When Cally Trench came across a pair of pencil portraits she and brother Nick drew of each other, over 45 years ago, the chance discovery became the catalyst for an imaginative and intriguing exhibition by these two contrasting artists, opening at North Oxfordshire’s popular Heseltine Gallery in September 2018.
The “Siblings Cannot Agree” show aims to attract wide appeal by offering a tantalizing touchstone, anywhere in the world, for our perceptions of family and how we see each other.
Working together for only the second time, Cally Trench and Nick Trench have compiled an eclectic range of portraits and self-portraits of themselves spanning five decades – full faces, isolated features, hands and feet – dating back to their teenage years in the London suburbs and tracing through to the present day.
Says Cally: “The work in this exhibition reveals a seldom-acknowledged phenomenon: that siblings can have a shared background, family, and upbringing and yet end up with very different outlooks, visions and ways of doing things – as demonstrated vividly by our contrasting approaches, ideas, and techniques when it comes to art.”
“Many of us will recognize this curious mix of commonality and difference. There is a recognition and acceptance of difference. In using each other as artistic raw material over many years, we respect each other’s work, but we simply behave and express ourselves differently.”
The works – including pencil, ink, oil and film pieces – are individual and idiosyncratic in their vision as well as differing in style and format. The two pencil portraits from 1970, which triggered the whole idea, will sit side-by-side to open the display and hint at the two highly disparate artistic expressions that follow.
Cally’s formats include diptychs, triptychs, collections of graphic and robust ‘Feet’ and ‘Hand’ drawings and time-lapse films: “They suggest how we perceive people through constant movement. The dynamism is an indication of life and human energy, echoed by the way that viewers have to respond physically, moving backwards and forwards, to make out the detail of the pen and ink marks and then step back to see the whole image.”
Meanwhile, Nick’s approach to his work has an entirely different impulse: “I explore figures in different environments or treat them in different ways.
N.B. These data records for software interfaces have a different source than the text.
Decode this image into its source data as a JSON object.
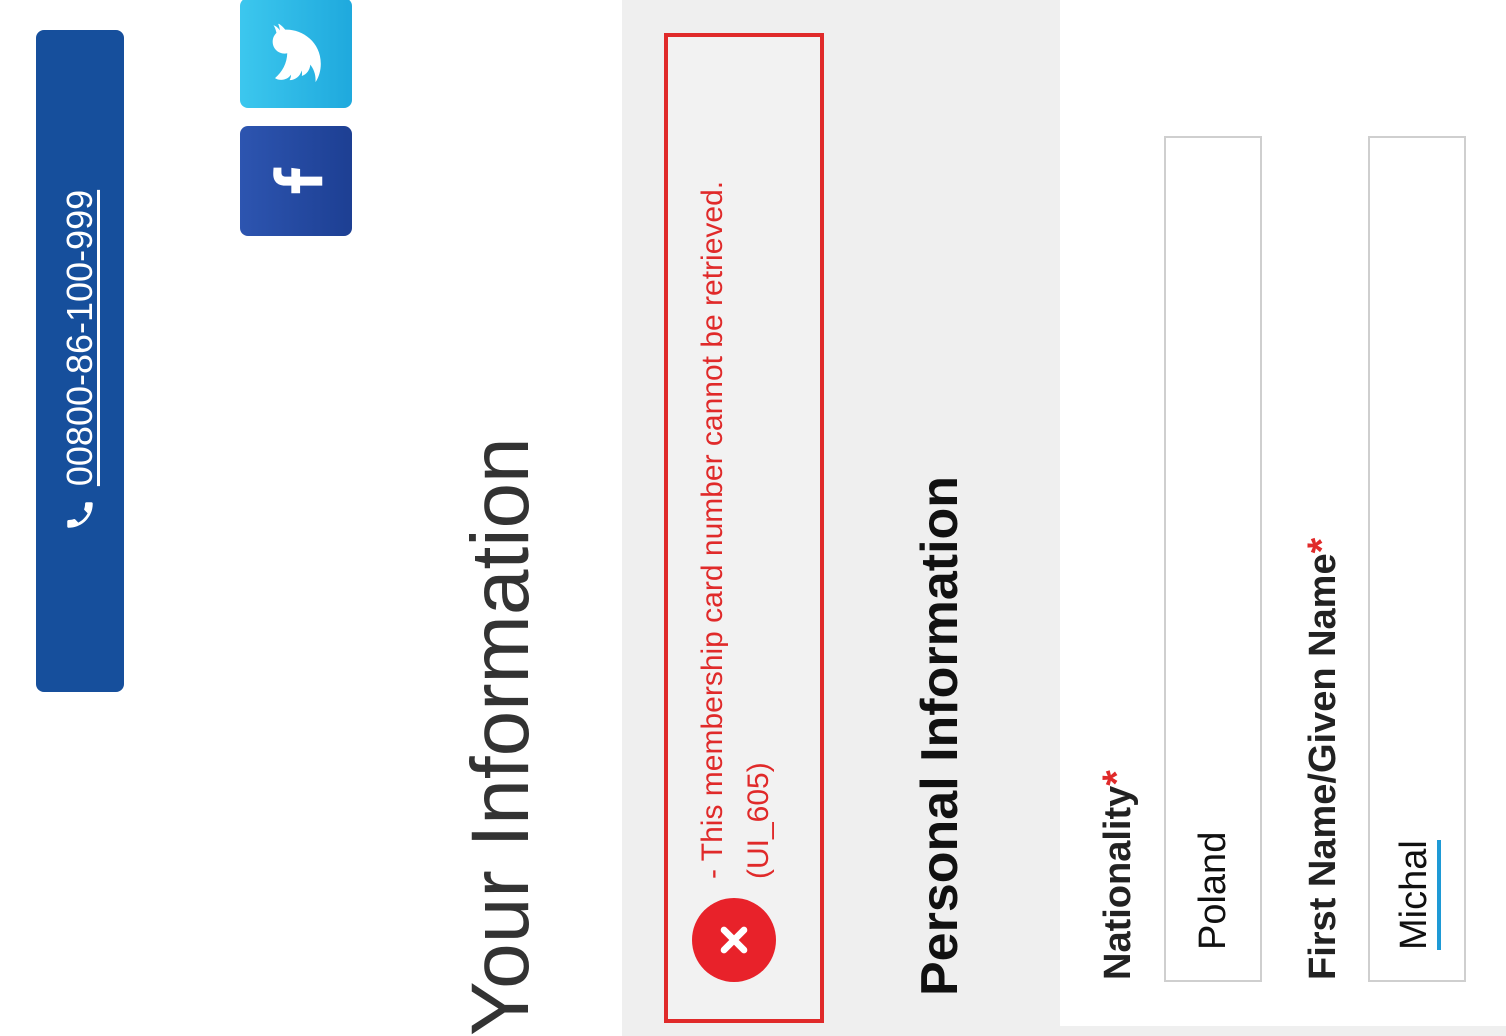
{
  "header": {
    "phone_number": "00800-86-100-999",
    "phone_icon": "phone-icon"
  },
  "social": [
    {
      "name": "twitter",
      "icon": "twitter-bird-icon",
      "color": "#2bb9e8"
    },
    {
      "name": "facebook",
      "icon": "facebook-f-icon",
      "color": "#2348a3"
    }
  ],
  "page": {
    "title": "Your Information"
  },
  "error": {
    "icon": "error-x-icon",
    "message": "- This membership card number cannot be retrieved. (UI_605)",
    "color": "#e02a2a"
  },
  "personal": {
    "section_title": "Personal Information",
    "fields": [
      {
        "label": "Nationality",
        "required_mark": "*",
        "value": "Poland"
      },
      {
        "label": "First Name/Given Name",
        "required_mark": "*",
        "value": "Michal"
      }
    ]
  }
}
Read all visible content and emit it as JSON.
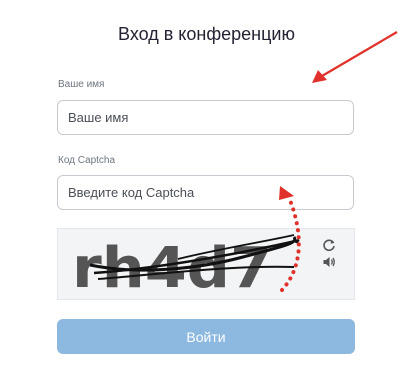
{
  "title": "Вход в конференцию",
  "name_field": {
    "label": "Ваше имя",
    "placeholder": "Ваше имя"
  },
  "captcha_field": {
    "label": "Код Captcha",
    "placeholder": "Введите код Captcha"
  },
  "captcha": {
    "text": "rh4d7",
    "refresh_icon": "refresh-icon",
    "audio_icon": "speaker-icon"
  },
  "submit_label": "Войти",
  "colors": {
    "accent": "#8db9e0",
    "annotation": "#e0322b",
    "text": "#232333"
  }
}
Sometimes the figure may disappear entirely – perhaps it merges into surroundings or disappears behind them.”
The Heseltine Gallery, located near Banbury on the intersecting borders of four of central England’s counties, is the region’s major community art gallery space and is attracting increasing attention for the quality and range of its exhibition program. On a visual arts-led school campus, it aims to showcase the work of local and regional artists and craftspeople, as well as celebrate the achievements of students. The gallery is organized and run by a committee of volunteers and supported by a membership scheme.
Curating the exhibition, Tom Christy explains: “Cally and Nick have developed a very honest concept: viewers may react to the images they have created by thinking about how they see themselves. It’s a display which will resonate with many parents and young people, for we’re all interested in how the world sees us.”
“At first glance, there’s dissonance rather than cohesion: their work differs dramatically in technique and approach. Yet both inventively use paint, line or video to explore and record who they are and who they have become.”
“I love the way the exhibition encourages the viewer to reassess their own sibling relationships as well as posing more general questions to do with identity and self. Having the show in a gallery linked to a school makes these questions even more pertinent: our siblings, whether we like it or not, have a great deal of influence and impact on who we each become.”
Nick adds: “It’s exciting to show in the Heseltine Gallery, on the site of a large art-focused school where students will get a chance to look at our work, from different periods of two artists’ lives. Hopefully, this will inspire discussion about what ‘portrait painting’ can, or might, mean for young people – the so-called ‘selfie generation’ – and encourage them to express their own view of themselves as well as how they are perceived.”
“Siblings Cannot Agree,” with free entry, will run 11am to 3pm, 17-29 September (inclusive) 2018. The Opening Event is on Sunday 16 September, 3-6pm. The Closing Event is on Saturday 29 September, 11am to 3pm, with a guided tour of the work, led by the artists, plus readings by both artists from their own writings. Much of the work will be for sale. Student projects will also be scheduled.
The Heseltine Gallery, Chenderit School, Archery Road, Middleton Cheney, OX17 2QR.